§ **AIM OF THE EXERCISE**
Without including any picture, repeat the records below exactly.

§ **EXTRACTED DATA**
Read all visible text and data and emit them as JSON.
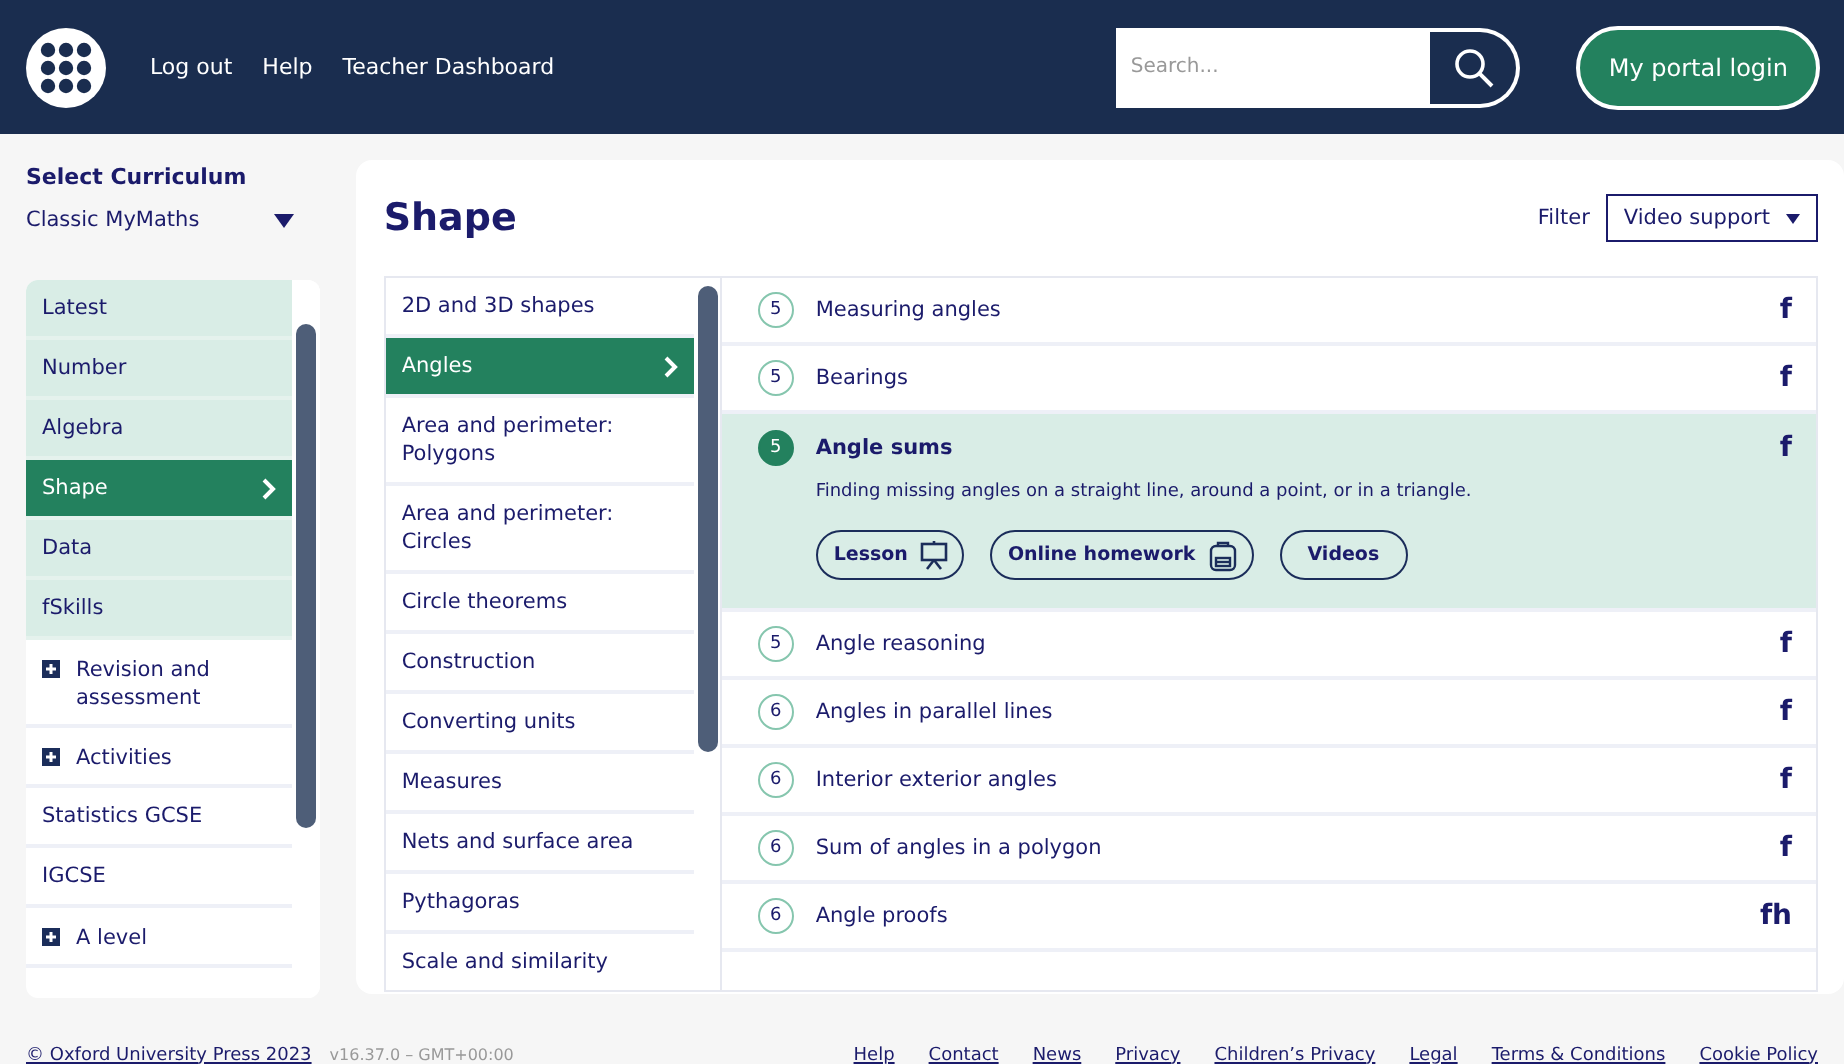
{
  "header": {
    "nav_links": [
      "Log out",
      "Help",
      "Teacher Dashboard"
    ],
    "search": {
      "placeholder": "Search..."
    },
    "login_button": "My portal login"
  },
  "sidebar": {
    "heading": "Select Curriculum",
    "curriculum_select": {
      "value": "Classic MyMaths"
    },
    "items": [
      {
        "label": "Latest",
        "kind": "strand",
        "selected": false
      },
      {
        "label": "Number",
        "kind": "strand",
        "selected": false
      },
      {
        "label": "Algebra",
        "kind": "strand",
        "selected": false
      },
      {
        "label": "Shape",
        "kind": "strand",
        "selected": true
      },
      {
        "label": "Data",
        "kind": "strand",
        "selected": false
      },
      {
        "label": "fSkills",
        "kind": "strand",
        "selected": false
      },
      {
        "label": "Revision and assessment",
        "kind": "group",
        "selected": false
      },
      {
        "label": "Activities",
        "kind": "group",
        "selected": false
      },
      {
        "label": "Statistics GCSE",
        "kind": "course",
        "selected": false
      },
      {
        "label": "IGCSE",
        "kind": "course",
        "selected": false
      },
      {
        "label": "A level",
        "kind": "group",
        "selected": false
      }
    ]
  },
  "main": {
    "title": "Shape",
    "filter": {
      "label": "Filter",
      "value": "Video support"
    },
    "topics": [
      {
        "label": "2D and 3D shapes",
        "selected": false
      },
      {
        "label": "Angles",
        "selected": true
      },
      {
        "label": "Area and perimeter: Polygons",
        "selected": false
      },
      {
        "label": "Area and perimeter: Circles",
        "selected": false
      },
      {
        "label": "Circle theorems",
        "selected": false
      },
      {
        "label": "Construction",
        "selected": false
      },
      {
        "label": "Converting units",
        "selected": false
      },
      {
        "label": "Measures",
        "selected": false
      },
      {
        "label": "Nets and surface area",
        "selected": false
      },
      {
        "label": "Pythagoras",
        "selected": false
      },
      {
        "label": "Scale and similarity",
        "selected": false
      }
    ],
    "lessons": [
      {
        "level": "5",
        "title": "Measuring angles",
        "tag": "f",
        "selected": false
      },
      {
        "level": "5",
        "title": "Bearings",
        "tag": "f",
        "selected": false
      },
      {
        "level": "5",
        "title": "Angle sums",
        "tag": "f",
        "selected": true,
        "description": "Finding missing angles on a straight line, around a point, or in a triangle.",
        "buttons": [
          {
            "label": "Lesson",
            "kind": "lesson"
          },
          {
            "label": "Online homework",
            "kind": "homework"
          },
          {
            "label": "Videos",
            "kind": "videos"
          }
        ]
      },
      {
        "level": "5",
        "title": "Angle reasoning",
        "tag": "f",
        "selected": false
      },
      {
        "level": "6",
        "title": "Angles in parallel lines",
        "tag": "f",
        "selected": false
      },
      {
        "level": "6",
        "title": "Interior exterior angles",
        "tag": "f",
        "selected": false
      },
      {
        "level": "6",
        "title": "Sum of angles in a polygon",
        "tag": "f",
        "selected": false
      },
      {
        "level": "6",
        "title": "Angle proofs",
        "tag": "fh",
        "selected": false
      }
    ]
  },
  "footer": {
    "copyright": "© Oxford University Press 2023",
    "version": "v16.37.0 – GMT+00:00",
    "links": [
      "Help",
      "Contact",
      "News",
      "Privacy",
      "Children’s Privacy",
      "Legal",
      "Terms & Conditions",
      "Cookie Policy"
    ]
  }
}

§ **TASK RESPONSE**
Read all visible text and data and emit them as JSON.
{
  "header": {
    "nav_links": [
      "Log out",
      "Help",
      "Teacher Dashboard"
    ],
    "search": {
      "placeholder": "Search..."
    },
    "login_button": "My portal login"
  },
  "sidebar": {
    "heading": "Select Curriculum",
    "curriculum_select": {
      "value": "Classic MyMaths"
    },
    "items": [
      {
        "label": "Latest",
        "kind": "strand",
        "selected": false
      },
      {
        "label": "Number",
        "kind": "strand",
        "selected": false
      },
      {
        "label": "Algebra",
        "kind": "strand",
        "selected": false
      },
      {
        "label": "Shape",
        "kind": "strand",
        "selected": true
      },
      {
        "label": "Data",
        "kind": "strand",
        "selected": false
      },
      {
        "label": "fSkills",
        "kind": "strand",
        "selected": false
      },
      {
        "label": "Revision and assessment",
        "kind": "group",
        "selected": false
      },
      {
        "label": "Activities",
        "kind": "group",
        "selected": false
      },
      {
        "label": "Statistics GCSE",
        "kind": "course",
        "selected": false
      },
      {
        "label": "IGCSE",
        "kind": "course",
        "selected": false
      },
      {
        "label": "A level",
        "kind": "group",
        "selected": false
      }
    ]
  },
  "main": {
    "title": "Shape",
    "filter": {
      "label": "Filter",
      "value": "Video support"
    },
    "topics": [
      {
        "label": "2D and 3D shapes",
        "selected": false
      },
      {
        "label": "Angles",
        "selected": true
      },
      {
        "label": "Area and perimeter: Polygons",
        "selected": false
      },
      {
        "label": "Area and perimeter: Circles",
        "selected": false
      },
      {
        "label": "Circle theorems",
        "selected": false
      },
      {
        "label": "Construction",
        "selected": false
      },
      {
        "label": "Converting units",
        "selected": false
      },
      {
        "label": "Measures",
        "selected": false
      },
      {
        "label": "Nets and surface area",
        "selected": false
      },
      {
        "label": "Pythagoras",
        "selected": false
      },
      {
        "label": "Scale and similarity",
        "selected": false
      }
    ],
    "lessons": [
      {
        "level": "5",
        "title": "Measuring angles",
        "tag": "f",
        "selected": false
      },
      {
        "level": "5",
        "title": "Bearings",
        "tag": "f",
        "selected": false
      },
      {
        "level": "5",
        "title": "Angle sums",
        "tag": "f",
        "selected": true,
        "description": "Finding missing angles on a straight line, around a point, or in a triangle.",
        "buttons": [
          {
            "label": "Lesson",
            "kind": "lesson"
          },
          {
            "label": "Online homework",
            "kind": "homework"
          },
          {
            "label": "Videos",
            "kind": "videos"
          }
        ]
      },
      {
        "level": "5",
        "title": "Angle reasoning",
        "tag": "f",
        "selected": false
      },
      {
        "level": "6",
        "title": "Angles in parallel lines",
        "tag": "f",
        "selected": false
      },
      {
        "level": "6",
        "title": "Interior exterior angles",
        "tag": "f",
        "selected": false
      },
      {
        "level": "6",
        "title": "Sum of angles in a polygon",
        "tag": "f",
        "selected": false
      },
      {
        "level": "6",
        "title": "Angle proofs",
        "tag": "fh",
        "selected": false
      }
    ]
  },
  "footer": {
    "copyright": "© Oxford University Press 2023",
    "version": "v16.37.0 – GMT+00:00",
    "links": [
      "Help",
      "Contact",
      "News",
      "Privacy",
      "Children’s Privacy",
      "Legal",
      "Terms & Conditions",
      "Cookie Policy"
    ]
  }
}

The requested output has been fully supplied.